Data shown:

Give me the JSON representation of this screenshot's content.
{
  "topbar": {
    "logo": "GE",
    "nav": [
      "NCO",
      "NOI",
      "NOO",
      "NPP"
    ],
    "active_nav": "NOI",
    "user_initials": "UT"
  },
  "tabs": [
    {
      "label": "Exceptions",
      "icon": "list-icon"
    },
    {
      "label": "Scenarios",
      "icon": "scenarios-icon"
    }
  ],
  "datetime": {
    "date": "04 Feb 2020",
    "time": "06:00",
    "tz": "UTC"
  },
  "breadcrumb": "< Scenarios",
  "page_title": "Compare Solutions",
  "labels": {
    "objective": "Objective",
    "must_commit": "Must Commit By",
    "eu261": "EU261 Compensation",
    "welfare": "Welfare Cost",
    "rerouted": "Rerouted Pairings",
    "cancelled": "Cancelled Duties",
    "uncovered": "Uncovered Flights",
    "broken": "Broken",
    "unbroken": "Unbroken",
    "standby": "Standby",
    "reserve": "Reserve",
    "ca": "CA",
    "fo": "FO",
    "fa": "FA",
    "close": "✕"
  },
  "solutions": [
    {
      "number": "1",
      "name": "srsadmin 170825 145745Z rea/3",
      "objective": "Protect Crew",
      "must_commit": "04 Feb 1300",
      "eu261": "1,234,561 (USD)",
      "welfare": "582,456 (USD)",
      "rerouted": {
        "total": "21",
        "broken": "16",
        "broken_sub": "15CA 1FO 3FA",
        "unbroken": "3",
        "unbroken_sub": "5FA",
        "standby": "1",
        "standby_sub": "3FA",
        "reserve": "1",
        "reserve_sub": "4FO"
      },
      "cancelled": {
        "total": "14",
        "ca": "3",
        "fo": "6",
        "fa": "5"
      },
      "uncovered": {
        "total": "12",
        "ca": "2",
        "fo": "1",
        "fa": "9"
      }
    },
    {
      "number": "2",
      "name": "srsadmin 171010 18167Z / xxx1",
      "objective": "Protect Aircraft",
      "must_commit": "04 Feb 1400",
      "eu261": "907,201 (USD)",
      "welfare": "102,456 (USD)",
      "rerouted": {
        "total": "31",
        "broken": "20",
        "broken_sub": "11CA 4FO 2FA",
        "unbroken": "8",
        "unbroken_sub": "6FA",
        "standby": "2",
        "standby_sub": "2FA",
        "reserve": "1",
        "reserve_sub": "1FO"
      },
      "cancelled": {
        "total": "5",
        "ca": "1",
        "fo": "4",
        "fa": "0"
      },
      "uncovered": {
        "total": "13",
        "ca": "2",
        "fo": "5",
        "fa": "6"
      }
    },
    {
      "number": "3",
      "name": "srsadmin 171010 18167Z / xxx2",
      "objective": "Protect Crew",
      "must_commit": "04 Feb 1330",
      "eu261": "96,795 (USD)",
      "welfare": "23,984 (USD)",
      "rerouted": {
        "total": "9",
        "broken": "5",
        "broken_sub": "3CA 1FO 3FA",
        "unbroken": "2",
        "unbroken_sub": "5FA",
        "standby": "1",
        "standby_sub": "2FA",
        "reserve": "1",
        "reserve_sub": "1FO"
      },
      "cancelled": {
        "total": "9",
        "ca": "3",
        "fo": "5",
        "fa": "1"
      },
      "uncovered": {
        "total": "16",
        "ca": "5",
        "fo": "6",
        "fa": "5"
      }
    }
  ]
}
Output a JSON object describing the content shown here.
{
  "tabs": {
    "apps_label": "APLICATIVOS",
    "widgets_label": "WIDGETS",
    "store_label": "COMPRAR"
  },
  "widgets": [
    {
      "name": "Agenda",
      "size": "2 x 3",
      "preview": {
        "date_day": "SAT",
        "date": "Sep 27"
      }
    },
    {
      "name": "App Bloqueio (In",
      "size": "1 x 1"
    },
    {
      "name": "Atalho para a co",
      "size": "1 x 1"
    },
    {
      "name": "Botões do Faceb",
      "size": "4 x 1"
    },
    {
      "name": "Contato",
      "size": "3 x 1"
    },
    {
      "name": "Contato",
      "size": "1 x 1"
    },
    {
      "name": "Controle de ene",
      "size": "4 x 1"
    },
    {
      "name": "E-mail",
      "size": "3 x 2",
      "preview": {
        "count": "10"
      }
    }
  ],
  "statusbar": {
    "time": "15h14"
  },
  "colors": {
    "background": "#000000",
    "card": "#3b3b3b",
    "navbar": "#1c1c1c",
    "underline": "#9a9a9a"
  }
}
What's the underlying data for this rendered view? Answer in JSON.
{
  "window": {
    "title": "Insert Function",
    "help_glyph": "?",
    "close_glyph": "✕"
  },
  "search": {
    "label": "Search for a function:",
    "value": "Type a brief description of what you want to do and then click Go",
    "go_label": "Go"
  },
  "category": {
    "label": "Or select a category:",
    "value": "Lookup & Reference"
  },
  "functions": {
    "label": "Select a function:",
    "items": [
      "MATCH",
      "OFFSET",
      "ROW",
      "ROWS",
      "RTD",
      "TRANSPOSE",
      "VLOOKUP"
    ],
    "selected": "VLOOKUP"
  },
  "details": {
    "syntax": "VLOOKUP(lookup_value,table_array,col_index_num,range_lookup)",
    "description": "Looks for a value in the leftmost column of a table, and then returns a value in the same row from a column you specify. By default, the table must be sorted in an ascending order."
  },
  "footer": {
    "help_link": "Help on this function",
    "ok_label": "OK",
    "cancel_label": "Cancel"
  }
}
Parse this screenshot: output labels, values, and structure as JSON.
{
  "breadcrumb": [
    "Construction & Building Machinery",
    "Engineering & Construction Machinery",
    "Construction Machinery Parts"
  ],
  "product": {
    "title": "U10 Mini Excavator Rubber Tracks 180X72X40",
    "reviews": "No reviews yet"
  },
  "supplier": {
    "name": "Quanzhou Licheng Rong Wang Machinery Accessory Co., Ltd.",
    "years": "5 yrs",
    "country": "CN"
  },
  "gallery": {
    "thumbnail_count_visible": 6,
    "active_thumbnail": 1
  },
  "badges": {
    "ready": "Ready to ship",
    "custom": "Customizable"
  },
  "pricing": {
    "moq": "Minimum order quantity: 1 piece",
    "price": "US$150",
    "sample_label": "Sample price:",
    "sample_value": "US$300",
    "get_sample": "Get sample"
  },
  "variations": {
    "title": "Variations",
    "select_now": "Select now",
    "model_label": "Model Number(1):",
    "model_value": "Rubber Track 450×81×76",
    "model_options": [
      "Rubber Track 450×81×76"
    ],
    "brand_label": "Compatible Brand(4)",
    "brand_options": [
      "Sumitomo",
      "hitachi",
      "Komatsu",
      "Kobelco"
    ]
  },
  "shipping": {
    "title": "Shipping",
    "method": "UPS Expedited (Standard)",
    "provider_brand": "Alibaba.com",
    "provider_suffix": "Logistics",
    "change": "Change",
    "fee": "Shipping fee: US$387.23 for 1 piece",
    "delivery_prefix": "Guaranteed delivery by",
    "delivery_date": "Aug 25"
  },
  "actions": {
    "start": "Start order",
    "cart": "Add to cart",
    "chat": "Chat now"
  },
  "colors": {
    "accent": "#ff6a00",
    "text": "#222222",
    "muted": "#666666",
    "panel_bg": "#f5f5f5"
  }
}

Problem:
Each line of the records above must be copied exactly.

Written response:
Give me the JSON representation of this screenshot's content.
{
  "topbar": {
    "logo": "GE",
    "nav": [
      "NCO",
      "NOI",
      "NOO",
      "NPP"
    ],
    "active_nav": "NOI",
    "user_initials": "UT"
  },
  "tabs": [
    {
      "label": "Exceptions",
      "icon": "list-icon"
    },
    {
      "label": "Scenarios",
      "icon": "scenarios-icon"
    }
  ],
  "datetime": {
    "date": "04 Feb 2020",
    "time": "06:00",
    "tz": "UTC"
  },
  "breadcrumb": "< Scenarios",
  "page_title": "Compare Solutions",
  "labels": {
    "objective": "Objective",
    "must_commit": "Must Commit By",
    "eu261": "EU261 Compensation",
    "welfare": "Welfare Cost",
    "rerouted": "Rerouted Pairings",
    "cancelled": "Cancelled Duties",
    "uncovered": "Uncovered Flights",
    "broken": "Broken",
    "unbroken": "Unbroken",
    "standby": "Standby",
    "reserve": "Reserve",
    "ca": "CA",
    "fo": "FO",
    "fa": "FA",
    "close": "✕"
  },
  "solutions": [
    {
      "number": "1",
      "name": "srsadmin 170825 145745Z rea/3",
      "objective": "Protect Crew",
      "must_commit": "04 Feb 1300",
      "eu261": "1,234,561 (USD)",
      "welfare": "582,456 (USD)",
      "rerouted": {
        "total": "21",
        "broken": "16",
        "broken_sub": "15CA 1FO 3FA",
        "unbroken": "3",
        "unbroken_sub": "5FA",
        "standby": "1",
        "standby_sub": "3FA",
        "reserve": "1",
        "reserve_sub": "4FO"
      },
      "cancelled": {
        "total": "14",
        "ca": "3",
        "fo": "6",
        "fa": "5"
      },
      "uncovered": {
        "total": "12",
        "ca": "2",
        "fo": "1",
        "fa": "9"
      }
    },
    {
      "number": "2",
      "name": "srsadmin 171010 18167Z / xxx1",
      "objective": "Protect Aircraft",
      "must_commit": "04 Feb 1400",
      "eu261": "907,201 (USD)",
      "welfare": "102,456 (USD)",
      "rerouted": {
        "total": "31",
        "broken": "20",
        "broken_sub": "11CA 4FO 2FA",
        "unbroken": "8",
        "unbroken_sub": "6FA",
        "standby": "2",
        "standby_sub": "2FA",
        "reserve": "1",
        "reserve_sub": "1FO"
      },
      "cancelled": {
        "total": "5",
        "ca": "1",
        "fo": "4",
        "fa": "0"
      },
      "uncovered": {
        "total": "13",
        "ca": "2",
        "fo": "5",
        "fa": "6"
      }
    },
    {
      "number": "3",
      "name": "srsadmin 171010 18167Z / xxx2",
      "objective": "Protect Crew",
      "must_commit": "04 Feb 1330",
      "eu261": "96,795 (USD)",
      "welfare": "23,984 (USD)",
      "rerouted": {
        "total": "9",
        "broken": "5",
        "broken_sub": "3CA 1FO 3FA",
        "unbroken": "2",
        "unbroken_sub": "5FA",
        "standby": "1",
        "standby_sub": "2FA",
        "reserve": "1",
        "reserve_sub": "1FO"
      },
      "cancelled": {
        "total": "9",
        "ca": "3",
        "fo": "5",
        "fa": "1"
      },
      "uncovered": {
        "total": "16",
        "ca": "5",
        "fo": "6",
        "fa": "5"
      }
    }
  ]
}
Output a JSON object describing the content shown here.
{
  "tabs": {
    "apps_label": "APLICATIVOS",
    "widgets_label": "WIDGETS",
    "store_label": "COMPRAR"
  },
  "widgets": [
    {
      "name": "Agenda",
      "size": "2 x 3",
      "preview": {
        "date_day": "SAT",
        "date": "Sep 27"
      }
    },
    {
      "name": "App Bloqueio (In",
      "size": "1 x 1"
    },
    {
      "name": "Atalho para a co",
      "size": "1 x 1"
    },
    {
      "name": "Botões do Faceb",
      "size": "4 x 1"
    },
    {
      "name": "Contato",
      "size": "3 x 1"
    },
    {
      "name": "Contato",
      "size": "1 x 1"
    },
    {
      "name": "Controle de ene",
      "size": "4 x 1"
    },
    {
      "name": "E-mail",
      "size": "3 x 2",
      "preview": {
        "count": "10"
      }
    }
  ],
  "statusbar": {
    "time": "15h14"
  },
  "colors": {
    "background": "#000000",
    "card": "#3b3b3b",
    "navbar": "#1c1c1c",
    "underline": "#9a9a9a"
  }
}
What's the underlying data for this rendered view? Answer in JSON.
{
  "window": {
    "title": "Insert Function",
    "help_glyph": "?",
    "close_glyph": "✕"
  },
  "search": {
    "label": "Search for a function:",
    "value": "Type a brief description of what you want to do and then click Go",
    "go_label": "Go"
  },
  "category": {
    "label": "Or select a category:",
    "value": "Lookup & Reference"
  },
  "functions": {
    "label": "Select a function:",
    "items": [
      "MATCH",
      "OFFSET",
      "ROW",
      "ROWS",
      "RTD",
      "TRANSPOSE",
      "VLOOKUP"
    ],
    "selected": "VLOOKUP"
  },
  "details": {
    "syntax": "VLOOKUP(lookup_value,table_array,col_index_num,range_lookup)",
    "description": "Looks for a value in the leftmost column of a table, and then returns a value in the same row from a column you specify. By default, the table must be sorted in an ascending order."
  },
  "footer": {
    "help_link": "Help on this function",
    "ok_label": "OK",
    "cancel_label": "Cancel"
  }
}
Parse this screenshot: output labels, values, and structure as JSON.
{
  "breadcrumb": [
    "Construction & Building Machinery",
    "Engineering & Construction Machinery",
    "Construction Machinery Parts"
  ],
  "product": {
    "title": "U10 Mini Excavator Rubber Tracks 180X72X40",
    "reviews": "No reviews yet"
  },
  "supplier": {
    "name": "Quanzhou Licheng Rong Wang Machinery Accessory Co., Ltd.",
    "years": "5 yrs",
    "country": "CN"
  },
  "gallery": {
    "thumbnail_count_visible": 6,
    "active_thumbnail": 1
  },
  "badges": {
    "ready": "Ready to ship",
    "custom": "Customizable"
  },
  "pricing": {
    "moq": "Minimum order quantity: 1 piece",
    "price": "US$150",
    "sample_label": "Sample price:",
    "sample_value": "US$300",
    "get_sample": "Get sample"
  },
  "variations": {
    "title": "Variations",
    "select_now": "Select now",
    "model_label": "Model Number(1):",
    "model_value": "Rubber Track 450×81×76",
    "model_options": [
      "Rubber Track 450×81×76"
    ],
    "brand_label": "Compatible Brand(4)",
    "brand_options": [
      "Sumitomo",
      "hitachi",
      "Komatsu",
      "Kobelco"
    ]
  },
  "shipping": {
    "title": "Shipping",
    "method": "UPS Expedited (Standard)",
    "provider_brand": "Alibaba.com",
    "provider_suffix": "Logistics",
    "change": "Change",
    "fee": "Shipping fee: US$387.23 for 1 piece",
    "delivery_prefix": "Guaranteed delivery by",
    "delivery_date": "Aug 25"
  },
  "actions": {
    "start": "Start order",
    "cart": "Add to cart",
    "chat": "Chat now"
  },
  "colors": {
    "accent": "#ff6a00",
    "text": "#222222",
    "muted": "#666666",
    "panel_bg": "#f5f5f5"
  }
}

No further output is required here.